First, BSG was acquired by another large services company for several hundred million dollars. Second, I was accepted into the 1996-97 class of Leadership Austin.
Up until then, my only community activity had been supporting my church and the schools my young children attended. Outside of those activities, all of my energy was poured into helping BSG grow and succeed. Consequently, while I traveled around the country to our offices in locations like New York, Atlanta, Chicago, and Seattle, I didn’t even know the names of the streets on the adjacent blocks around my new home in Austin.
So, when we sold BSG, I had a hunger to get to know my community better and was blessed with the means to take the time to do it. After some discernment, mightily enabled by my Leadership Austin experience, I thought that lending my services as a non-profit leader could be a worthwhile way to get engaged in a high impact way.
Long story short, I interviewed for and won the CEO position (equivalent to Executive Director for many non-profits) at Easter Seals – Central Texas. This is the “Exercise” part of good impact investing, per this post’s title.
Being the CEO of a major regional non-profit (we had a multi-million dollar annual budget with a 22-county Hill Country territory) gave me the opportunity to see the social services sector from the inside, for which I’m grateful.
The experience was critical for learning the importance of exercising head and heart in different ways. It also enabled me to see how business practices I had learned and considered second nature were under-valued, under-represented, or completely absent in social services.
What I Learned
At the end of my one-year tenure as CEO, performing the real-life exercise as a hands-on social venture leader also helped shape the opinions that I carry today about the strengths and weaknesses of the sector.
Since so much of the non-profit sector competes for social venture dollars, I’ve learned to guide my criteria for judging an organization’s ability to succeed by criteria that are not unlike those of any other new venture I evaluate — non-profit or for-profit.
In fact, I don’t really think in terms of non-profit or for-profit. I think of high-margin, low-margin and no-margin ventures… to me, the financial side of evaluating a venture is all about growth and sustainability.
But, even before the financial sustainability question and its corresponding element, the business model, the four most important issues that I look for can be summed up with the acronym DIET, standing for: Demand, Idea, Excellence, and Team. (Yes, this is where the “DIET” part of the DIET and Exercise title comes from.)
Looking To the Future
Having been a both social venture leader and in the business of launching new ventures, as I have for years as a principal with Powershift Group, I’m looking forward to going deeper on the DIET and Exercise concepts, sharing my perspective as an impact investor, during our SXSW panel, Sunday, March 15.

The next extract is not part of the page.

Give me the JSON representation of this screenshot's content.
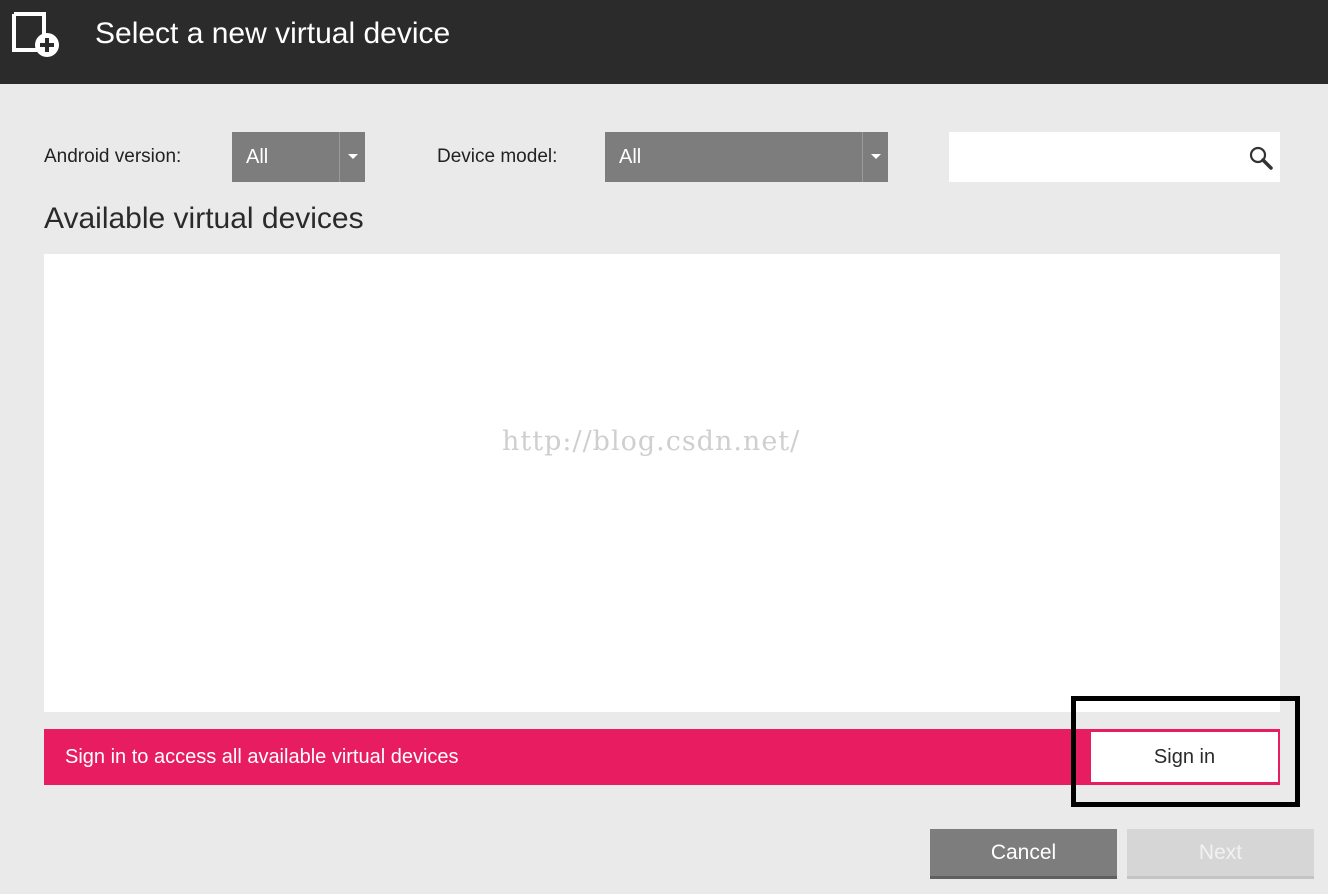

PS: If you have a moment, and are an educator, a student, or the parent of a high schooler, please take a look at one of Powershift Group’s most recent social venture projects: the Wannabe mobile app. You can download it (free) for all iOS devices, from the iTunes App Store.